taken by Russell Stafford at Tower Hill Botanic Garden

Lespedeza bicolor 'Yakushima'

Shrub Bush Clover

Plant Type:


Lespedeza bicolor ‘Yakushima’ – ​Hefty. A dwarf growing Shrub Bush Clover. Rosy purple pea florets on innumerable racemes stud the foliage for weeks on end in summer. The soft looking alternate trifoliate leaves are clean green all season and sometimes turn yellow to gold in autumn, sometimes not. In the north ‘Yakushima’ usually dies to the crown; but not to worry, it recovers with vigor when temperatures warm. And as ‘Yakushima’ blooms on new wood it will provide an amazing summer show annually. Farther south it will behave as a subshrub and sprout from old wood. Cutting grown.


12 in


30 in


Rose Purple


(4 sheltered)5 to 8
What is my hardiness zone?
Item Description Price  
LESYAKU Lespedeza bicolor 'Yakushima' (5 inch Square x 6 inch Tall - 2 quarts / 1.8927 liters) $24.00 Sold Out

Characteristics and Attributes for Lespedeza bicolor 'Yakushima'

Season of Interest (Flowering)

  • Spring / Summer / into Autumn

Season of Interest (Foliage)

  • Spring / Summer / into Autumn

Nature Attraction

  • Honey Bees & Native Bees


  • Full Sun
  • Mostly Sunny


  • Foundation
  • Border
  • Hedgerow
  • Rock Garden
  • Drought Tolerant
  • Labyrinth
  • Edging
  • Accent
  • Shrub Border
  • Ground Cover
  • Hedge
  • Massing

Growth Rate in the Garden

  • Medium


  • Draining
  • Fertile


  • Garden Origin

Propagated By

  • Cutting Grown

Genus Overview: Lespedeza

Common Name: Shrub Bush Clover

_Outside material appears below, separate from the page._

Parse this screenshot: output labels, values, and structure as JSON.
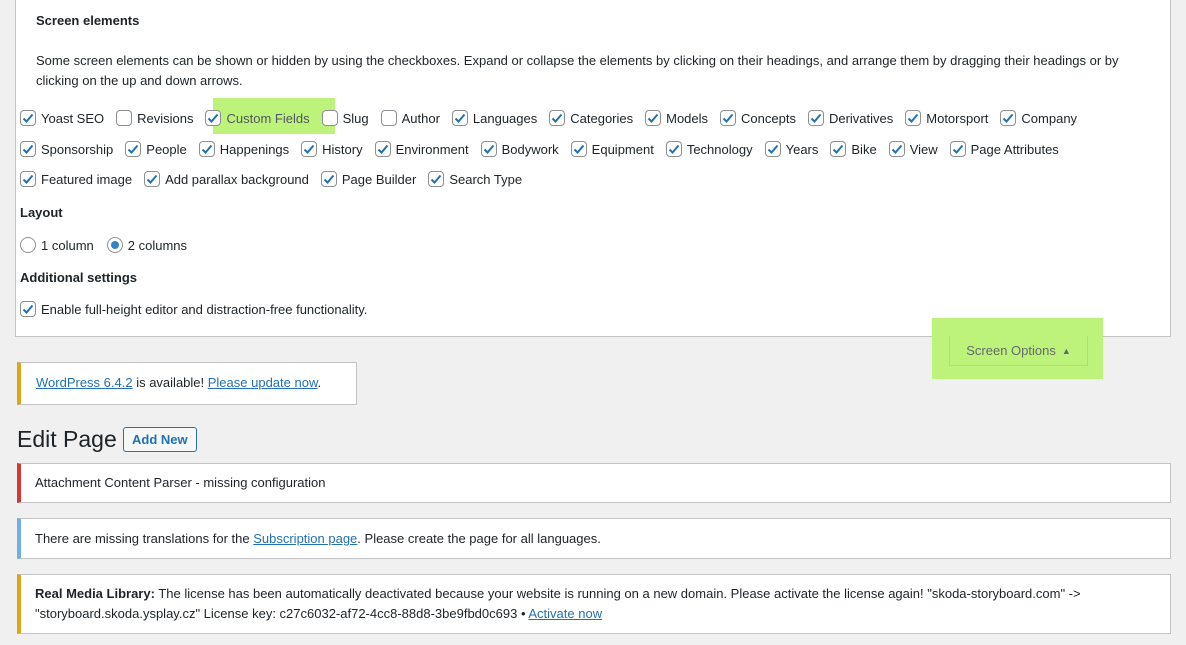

We have great affection for the Bush Clovers. A soft looking shrub cloaked in clean blue green trifoliate leaves on stems that gracefully arch; vase-shaped earlier in the season the tendency for the semi-woody stems is to gently weep as the season progresses. They bloom on new wood during late season with amazing displays of pea flowers. We treat Bush Clover as an herbaceous perennial in the north, cutting it down to 2” stubs at the end of winter before new growth emerges. They are fantastic with Miscanthus, perennial sunflowers, Joe-pye weeds, butterfly bushes, ironweeds, asters and just plain beguiling with late blooming daylilies – oh, heck: they look great with anything and everything that blooms in the late season garden. Site them in full to nearly full sun planted in fertile draining soil where they will gradually increase their girth with each new annual flush of growth. All of the following offerings are cutting grown.